[Task brief]: Reproduce the entries verbatim; no pictures.

─── Extracted entries ───

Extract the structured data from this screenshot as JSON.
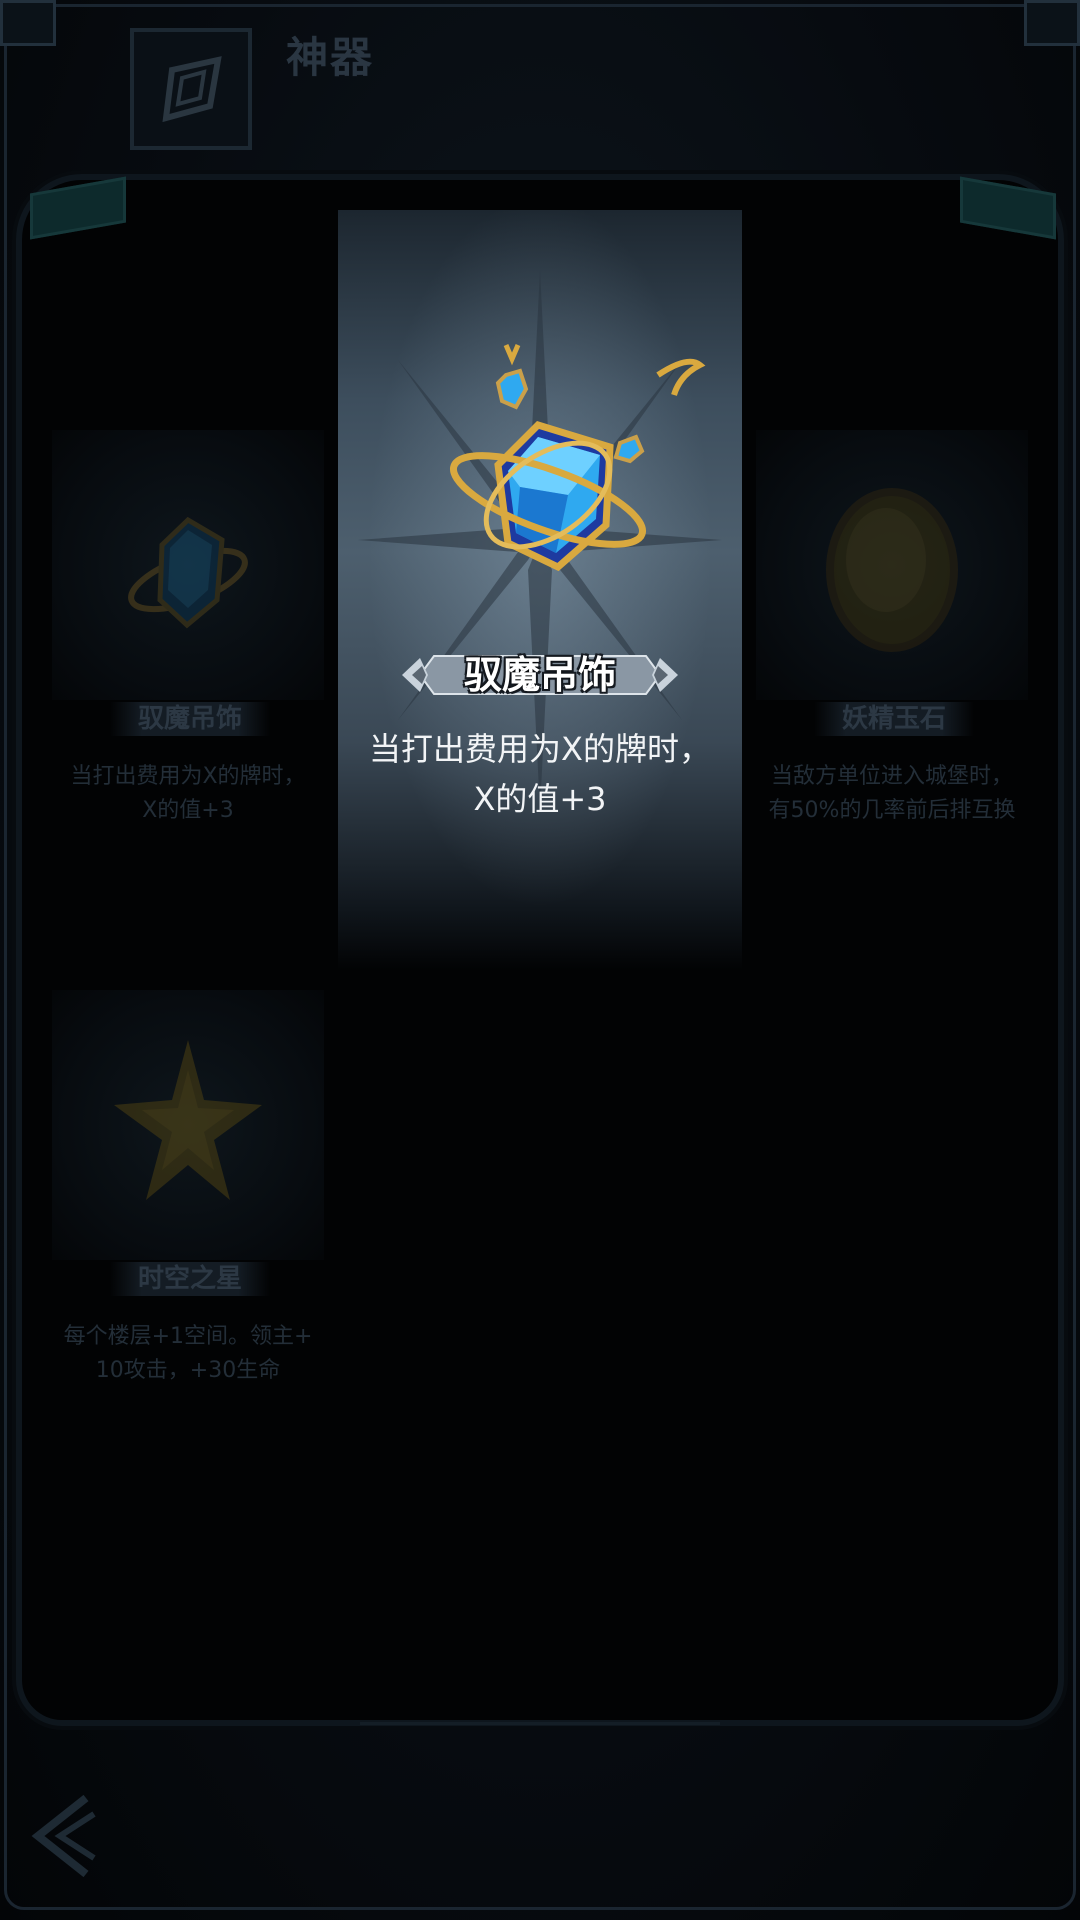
{
  "header": {
    "title": "神器",
    "icon": "artifact-emblem-icon"
  },
  "artifacts": [
    {
      "name": "驭魔吊饰",
      "description_line1": "当打出费用为X的牌时，",
      "description_line2": "X的值+3",
      "icon": "blue-crystal-pendant-icon"
    },
    {
      "name": "妖精玉石",
      "description_line1": "当敌方单位进入城堡时，",
      "description_line2": "有50%的几率前后排互换",
      "icon": "yellow-jade-stone-icon"
    },
    {
      "name": "时空之星",
      "description_line1": "每个楼层+1空间。领主+",
      "description_line2": "10攻击，+30生命",
      "icon": "golden-star-icon"
    }
  ],
  "selected": {
    "name": "驭魔吊饰",
    "description_line1": "当打出费用为X的牌时，",
    "description_line2": "X的值+3",
    "icon": "blue-crystal-pendant-icon"
  },
  "navigation": {
    "back_icon": "back-arrow-icon"
  },
  "colors": {
    "background": "#05080c",
    "highlight_card": "#4d5f6e",
    "gem_blue": "#2fa9f0",
    "gold": "#d9a93f"
  }
}
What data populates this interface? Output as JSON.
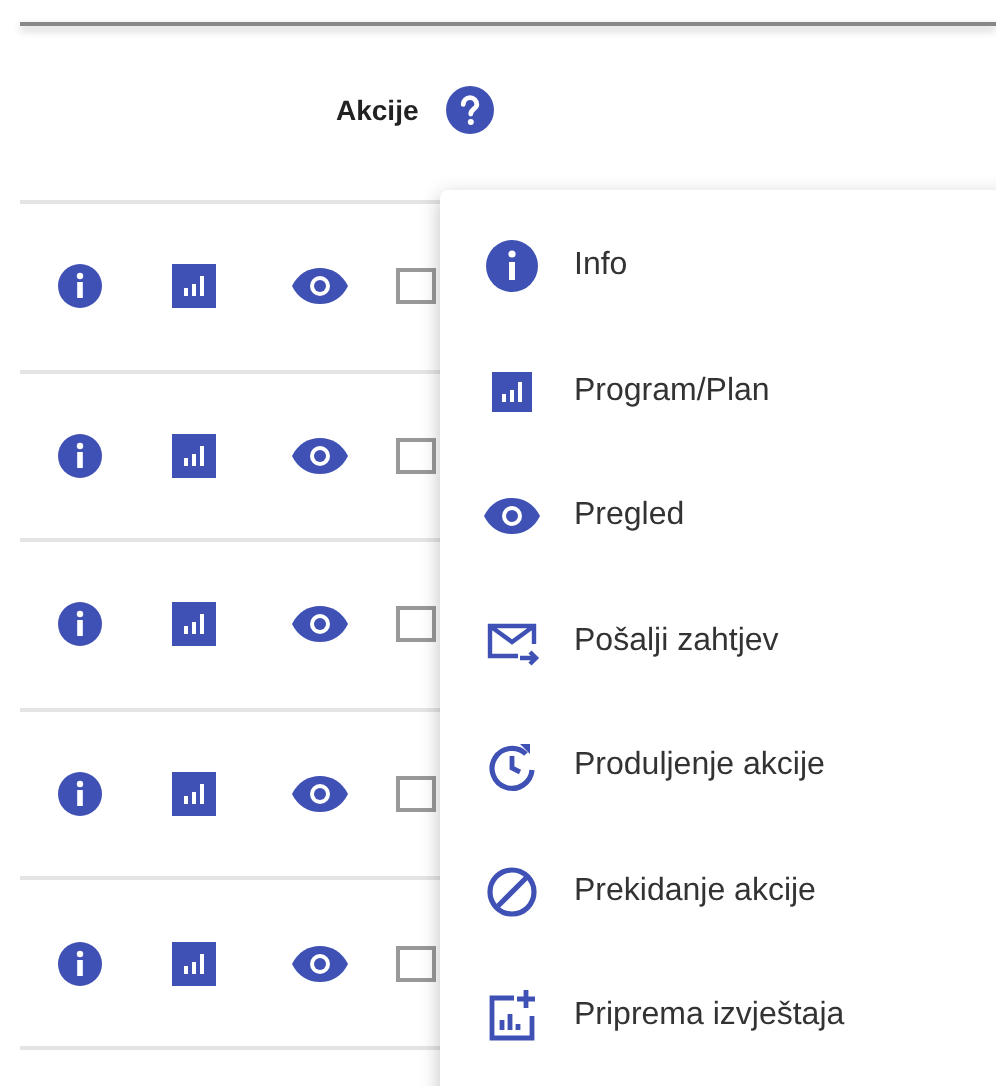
{
  "table": {
    "columns": [
      {
        "label": "Akcije"
      }
    ]
  },
  "menu": {
    "items": [
      {
        "label": "Info"
      },
      {
        "label": "Program/Plan"
      },
      {
        "label": "Pregled"
      },
      {
        "label": "Pošalji zahtjev"
      },
      {
        "label": "Produljenje akcije"
      },
      {
        "label": "Prekidanje akcije"
      },
      {
        "label": "Priprema izvještaja"
      }
    ]
  }
}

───

[Output of the task]:
Extract the structured data from this screenshot as JSON.
{
  "header": {
    "title": "神器",
    "icon": "artifact-emblem-icon"
  },
  "artifacts": [
    {
      "name": "驭魔吊饰",
      "description_line1": "当打出费用为X的牌时，",
      "description_line2": "X的值+3",
      "icon": "blue-crystal-pendant-icon"
    },
    {
      "name": "妖精玉石",
      "description_line1": "当敌方单位进入城堡时，",
      "description_line2": "有50%的几率前后排互换",
      "icon": "yellow-jade-stone-icon"
    },
    {
      "name": "时空之星",
      "description_line1": "每个楼层+1空间。领主+",
      "description_line2": "10攻击，+30生命",
      "icon": "golden-star-icon"
    }
  ],
  "selected": {
    "name": "驭魔吊饰",
    "description_line1": "当打出费用为X的牌时，",
    "description_line2": "X的值+3",
    "icon": "blue-crystal-pendant-icon"
  },
  "navigation": {
    "back_icon": "back-arrow-icon"
  },
  "colors": {
    "background": "#05080c",
    "highlight_card": "#4d5f6e",
    "gem_blue": "#2fa9f0",
    "gold": "#d9a93f"
  }
}
What data populates this interface? Output as JSON.
{
  "table": {
    "columns": [
      {
        "label": "Akcije"
      }
    ]
  },
  "menu": {
    "items": [
      {
        "label": "Info"
      },
      {
        "label": "Program/Plan"
      },
      {
        "label": "Pregled"
      },
      {
        "label": "Pošalji zahtjev"
      },
      {
        "label": "Produljenje akcije"
      },
      {
        "label": "Prekidanje akcije"
      },
      {
        "label": "Priprema izvještaja"
      }
    ]
  }
}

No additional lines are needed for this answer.